The Australian Digital Health Agency, who operates the controversial My Health Record, detailed to a parliamentary inquiry on Tuesday morning that the system had faced potential data breaches, threatening to expose the data of millions of Australians, as reported by iTNews.
Its chief information officer Ronan O’Connor revealed My Health Record had faced two hacking threats in the preceding 11 months — one, a false alarm and the other undertaken by an unknown hacker.
“Somebody tried to hack our system, so the external perimeter for our system,” O’Connor told the parliamentary inquiry on Tuesday.
“I want to assure the committee that there was no access into the My Health Record whatsoever. No information or personal sensitive information was accessed.”
The system was launched back in 2012 under the Gillard government but in 2019, patient data was centralised, storing a person’s sensitive health information such as allergies, current medicines or treatments, medical conditions and blood test results in the one file.

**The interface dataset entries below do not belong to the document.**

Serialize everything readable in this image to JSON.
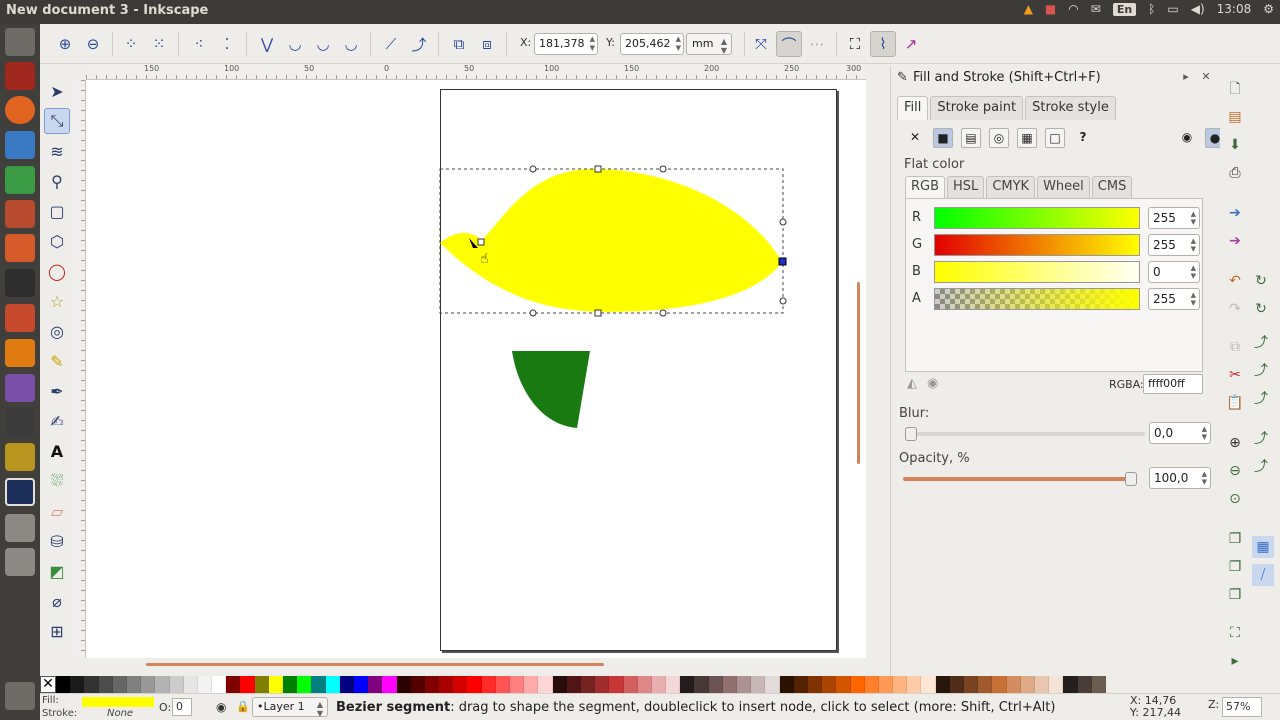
{
  "window": {
    "title": "New document 3 - Inkscape"
  },
  "tray": {
    "lang": "En",
    "time": "13:08"
  },
  "toolbar": {
    "x_label": "X:",
    "x_value": "181,378",
    "y_label": "Y:",
    "y_value": "205,462",
    "unit": "mm"
  },
  "ruler": {
    "ticks": [
      "150",
      "100",
      "50",
      "0",
      "50",
      "100",
      "150",
      "200",
      "250",
      "300"
    ]
  },
  "dock": {
    "title": "Fill and Stroke (Shift+Ctrl+F)",
    "tabs": [
      "Fill",
      "Stroke paint",
      "Stroke style"
    ],
    "flat_color": "Flat color",
    "modes": [
      "RGB",
      "HSL",
      "CMYK",
      "Wheel",
      "CMS"
    ],
    "channels": [
      {
        "label": "R",
        "value": "255"
      },
      {
        "label": "G",
        "value": "255"
      },
      {
        "label": "B",
        "value": "0"
      },
      {
        "label": "A",
        "value": "255"
      }
    ],
    "rgba_label": "RGBA:",
    "rgba_value": "ffff00ff",
    "blur_label": "Blur:",
    "blur_value": "0,0",
    "blur_level": 0.0,
    "opacity_label": "Opacity, %",
    "opacity_value": "100,0",
    "opacity_level": 1.0
  },
  "status": {
    "fill_label": "Fill:",
    "stroke_label": "Stroke:",
    "stroke_value": "None",
    "o_label": "O:",
    "o_value": "0",
    "layer": "•Layer 1",
    "message_bold": "Bezier segment",
    "message_rest": ": drag to shape the segment, doubleclick to insert node, click to select (more: Shift, Ctrl+Alt)",
    "x_label": "X:",
    "x_value": "14,76",
    "y_label": "Y:",
    "y_value": "217,44",
    "z_label": "Z:",
    "zoom": "57%"
  },
  "colors": {
    "fill": "#ffff00",
    "green": "#1a7a12",
    "accent": "#d4845a"
  },
  "palette": [
    "#000000",
    "#1a1a1a",
    "#333333",
    "#4d4d4d",
    "#666666",
    "#808080",
    "#999999",
    "#b3b3b3",
    "#cccccc",
    "#e6e6e6",
    "#f2f2f2",
    "#ffffff",
    "#800000",
    "#ff0000",
    "#808000",
    "#ffff00",
    "#008000",
    "#00ff00",
    "#008080",
    "#00ffff",
    "#000080",
    "#0000ff",
    "#800080",
    "#ff00ff",
    "#2b0000",
    "#550000",
    "#800000",
    "#aa0000",
    "#d40000",
    "#ff0000",
    "#ff2a2a",
    "#ff5555",
    "#ff8080",
    "#ffaaaa",
    "#ffd5d5",
    "#280b0b",
    "#501616",
    "#782121",
    "#a02c2c",
    "#c83737",
    "#d35f5f",
    "#de8787",
    "#e9afaf",
    "#f4d7d7",
    "#241c1c",
    "#483737",
    "#6c5353",
    "#916f6f",
    "#ac9393",
    "#c8b7b7",
    "#e3dbdb",
    "#2b1100",
    "#552200",
    "#803300",
    "#aa4400",
    "#d45500",
    "#ff6600",
    "#ff7f2a",
    "#ff9955",
    "#ffb380",
    "#ffccaa",
    "#ffe6d5",
    "#28170b",
    "#502d16",
    "#784421",
    "#a05a2c",
    "#c87137",
    "#d38d5f",
    "#deaa87",
    "#e9c6af",
    "#f4e3d7",
    "#241f1c",
    "#483e37",
    "#6c5d53"
  ]
}
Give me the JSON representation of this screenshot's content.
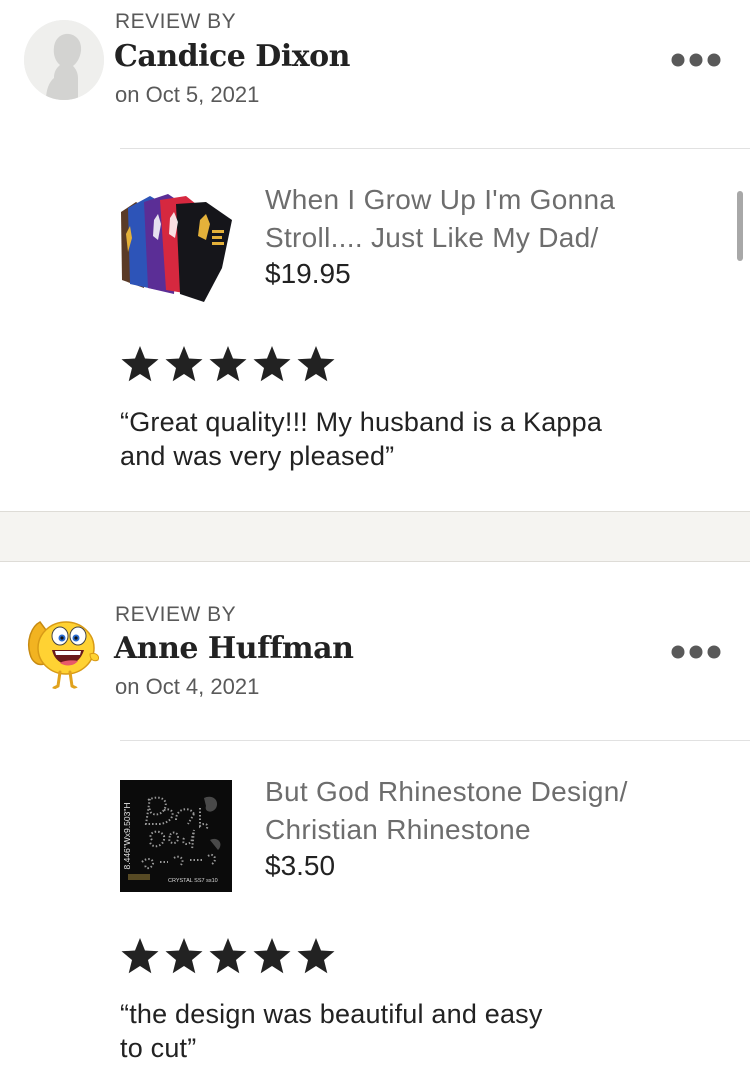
{
  "reviews": [
    {
      "label": "REVIEW BY",
      "reviewer": "Candice Dixon",
      "date": "on Oct 5, 2021",
      "product_title_line1": "When I Grow Up I'm Gonna",
      "product_title_line2": "Stroll....  Just Like My Dad/",
      "price": "$19.95",
      "rating": 5,
      "text_line1": "“Great quality!!! My husband is a Kappa",
      "text_line2": "and was very pleased”",
      "avatar_icon": "default-user-silhouette-icon",
      "more_icon": "more-options-icon"
    },
    {
      "label": "REVIEW BY",
      "reviewer": "Anne Huffman",
      "date": "on Oct 4, 2021",
      "product_title_line1": "But God Rhinestone Design/",
      "product_title_line2": "Christian Rhinestone",
      "price": "$3.50",
      "rating": 5,
      "text_line1": "“the design was beautiful and easy",
      "text_line2": "to cut”",
      "avatar_icon": "emoji-character-icon",
      "more_icon": "more-options-icon",
      "product_image_text": {
        "side_label": "8.446\"Wx9.503\"H",
        "footer": "CRYSTAL SS7 ss10"
      }
    }
  ],
  "colors": {
    "star": "#222222",
    "section_gap": "#f5f4f1",
    "muted_text": "#595959",
    "product_title": "#6d6d6d"
  }
}
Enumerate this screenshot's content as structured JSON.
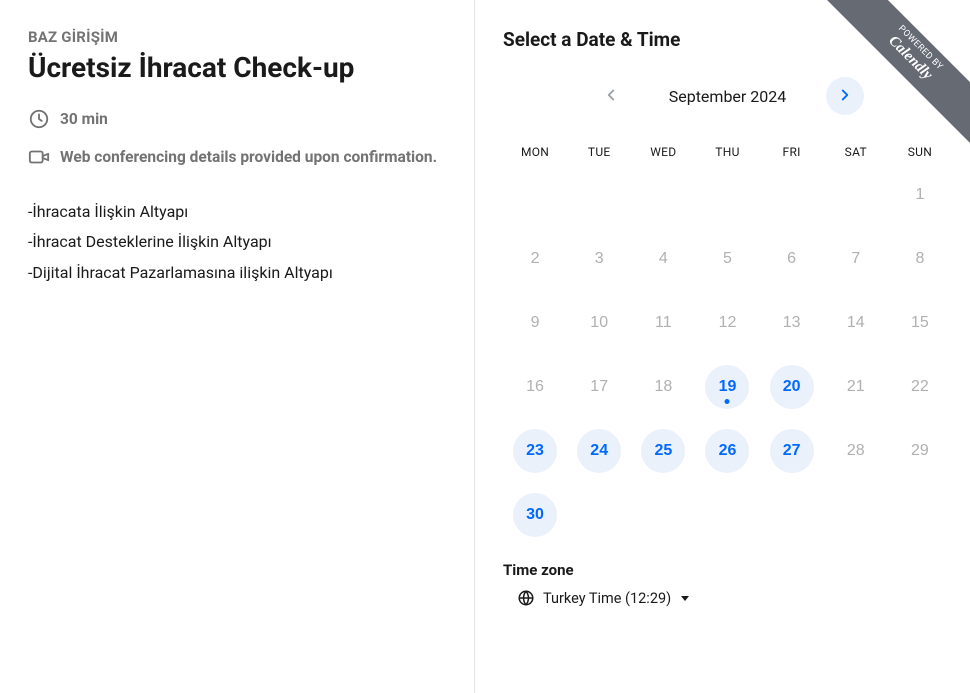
{
  "left": {
    "organizer": "BAZ GİRİŞİM",
    "title": "Ücretsiz İhracat Check-up",
    "duration": "30 min",
    "conferencing": "Web conferencing details provided upon confirmation.",
    "desc_lines": [
      "-İhracata İlişkin Altyapı",
      "-İhracat Desteklerine İlişkin Altyapı",
      "-Dijital İhracat Pazarlamasına ilişkin Altyapı"
    ]
  },
  "right": {
    "heading": "Select a Date & Time",
    "month_label": "September 2024",
    "weekdays": [
      "MON",
      "TUE",
      "WED",
      "THU",
      "FRI",
      "SAT",
      "SUN"
    ],
    "days": [
      {
        "n": "",
        "state": "blank"
      },
      {
        "n": "",
        "state": "blank"
      },
      {
        "n": "",
        "state": "blank"
      },
      {
        "n": "",
        "state": "blank"
      },
      {
        "n": "",
        "state": "blank"
      },
      {
        "n": "",
        "state": "blank"
      },
      {
        "n": "1",
        "state": "dim"
      },
      {
        "n": "2",
        "state": "dim"
      },
      {
        "n": "3",
        "state": "dim"
      },
      {
        "n": "4",
        "state": "dim"
      },
      {
        "n": "5",
        "state": "dim"
      },
      {
        "n": "6",
        "state": "dim"
      },
      {
        "n": "7",
        "state": "dim"
      },
      {
        "n": "8",
        "state": "dim"
      },
      {
        "n": "9",
        "state": "dim"
      },
      {
        "n": "10",
        "state": "dim"
      },
      {
        "n": "11",
        "state": "dim"
      },
      {
        "n": "12",
        "state": "dim"
      },
      {
        "n": "13",
        "state": "dim"
      },
      {
        "n": "14",
        "state": "dim"
      },
      {
        "n": "15",
        "state": "dim"
      },
      {
        "n": "16",
        "state": "dim"
      },
      {
        "n": "17",
        "state": "dim"
      },
      {
        "n": "18",
        "state": "dim"
      },
      {
        "n": "19",
        "state": "available",
        "today": true
      },
      {
        "n": "20",
        "state": "available"
      },
      {
        "n": "21",
        "state": "dim"
      },
      {
        "n": "22",
        "state": "dim"
      },
      {
        "n": "23",
        "state": "available"
      },
      {
        "n": "24",
        "state": "available"
      },
      {
        "n": "25",
        "state": "available"
      },
      {
        "n": "26",
        "state": "available"
      },
      {
        "n": "27",
        "state": "available"
      },
      {
        "n": "28",
        "state": "dim"
      },
      {
        "n": "29",
        "state": "dim"
      },
      {
        "n": "30",
        "state": "available"
      }
    ],
    "tz_label": "Time zone",
    "tz_value": "Turkey Time (12:29)"
  },
  "badge": {
    "powered": "POWERED BY",
    "brand": "Calendly"
  }
}
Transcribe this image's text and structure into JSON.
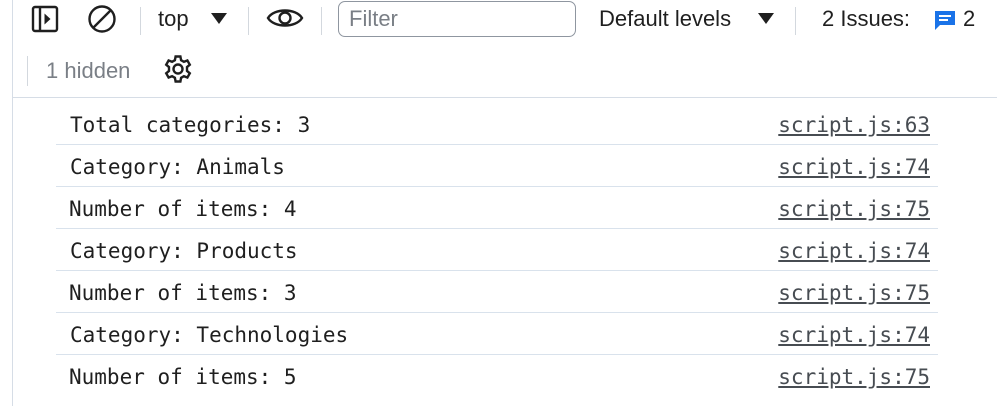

O’Connor added that while they launched a joint investigation with Australian Signals Directorate’s Australian Cyber Security Centre (ACSC) to find out who had tried to hack the datastore, they never uncovered who the perpetrators were.
“We don’t have that level of information. We worked very closely with the ACSC and on that basis we don’t know the actor in this instance,” he said.
The other ‘breach’ occurred at a healthcare facility when it was suspected the patient’s data had been accessed without their prior approval. Upon investigation, however, it was confirmed the patient was indeed receiving treatment at the time and it was not deemed a breach, according to O’Connor.
My Health Record’s shift to centralising patient data as a one-stop shop for health practitioners was at the centre of controversy after privacy and security advocates criticised the government’s need to put it all in the one place back in 2018.
Cassandra Cross, a criminology expert at the Queensland University of Technology, wrote in The Conversation at the time that health data was a particularly juicy target for malicious actors wanting to use or sell the data.
“Health information is… an attractive target for offenders. They can use this to perpetrate a wide variety of offences, including identity fraud, identity theft, blackmail and extortion.
There are promises of strong security surrounding My Health Records but, in reality, it’s a matter of when, not if, a data breach of some sort occurs.”
It will surely be reassuring any hacking attempts so far have been thwarted but as hacking techniques become more advanced threatening obsolete security protections, let’s hope it continues to be the case.
Last week marked the start of a three-month period in which Australians can opt out of the My Health Record scheme before having an automatically generated electronic health record. Some Australians have already opted out of the program, including Liberal MP Tim Wilson and former Queensland LNP premier Campbell Newman, who argue it should be an opt-in scheme. But much of the concern about My Health Records centres around privacy. So what is driving these concerns, and what might a My Health Records data breach look like?